■ EXERCISE AIM: Each line of the entries below that holds "please" is needed, copied in full.

Excerpts from a dataset:
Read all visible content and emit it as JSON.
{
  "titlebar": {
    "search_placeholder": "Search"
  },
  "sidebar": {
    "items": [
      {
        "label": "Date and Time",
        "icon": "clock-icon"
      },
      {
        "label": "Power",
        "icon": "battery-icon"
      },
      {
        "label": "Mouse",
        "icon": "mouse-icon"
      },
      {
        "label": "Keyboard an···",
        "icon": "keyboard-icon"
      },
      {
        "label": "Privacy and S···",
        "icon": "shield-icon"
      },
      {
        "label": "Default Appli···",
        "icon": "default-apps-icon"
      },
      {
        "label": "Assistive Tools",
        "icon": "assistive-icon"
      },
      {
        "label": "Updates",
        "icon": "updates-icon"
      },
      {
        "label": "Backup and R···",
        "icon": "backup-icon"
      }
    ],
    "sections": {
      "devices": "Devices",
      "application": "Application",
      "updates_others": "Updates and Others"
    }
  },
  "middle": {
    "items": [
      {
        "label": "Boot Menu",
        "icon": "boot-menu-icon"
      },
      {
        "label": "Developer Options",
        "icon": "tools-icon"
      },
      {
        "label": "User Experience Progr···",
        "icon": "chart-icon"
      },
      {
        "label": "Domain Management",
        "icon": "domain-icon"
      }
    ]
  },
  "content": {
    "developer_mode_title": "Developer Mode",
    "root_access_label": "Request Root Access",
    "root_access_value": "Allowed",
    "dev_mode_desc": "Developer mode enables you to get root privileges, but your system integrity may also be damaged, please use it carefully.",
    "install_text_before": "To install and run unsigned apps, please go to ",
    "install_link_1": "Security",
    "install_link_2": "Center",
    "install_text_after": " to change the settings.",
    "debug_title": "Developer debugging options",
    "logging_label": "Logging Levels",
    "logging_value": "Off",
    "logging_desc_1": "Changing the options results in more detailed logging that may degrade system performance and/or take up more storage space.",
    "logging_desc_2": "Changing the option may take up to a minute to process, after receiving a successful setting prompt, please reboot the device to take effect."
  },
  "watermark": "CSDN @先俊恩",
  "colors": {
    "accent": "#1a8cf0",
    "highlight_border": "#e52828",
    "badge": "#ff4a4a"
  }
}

■ RESPONSE AREA:
    "dev_mode_desc": "Developer mode enables you to get root privileges, but your system integrity may also be damaged, please use it carefully.",
    "install_text_before": "To install and run unsigned apps, please go to ",
    "logging_desc_2": "Changing the option may take up to a minute to process, after receiving a successful setting prompt, please reboot the device to take effect."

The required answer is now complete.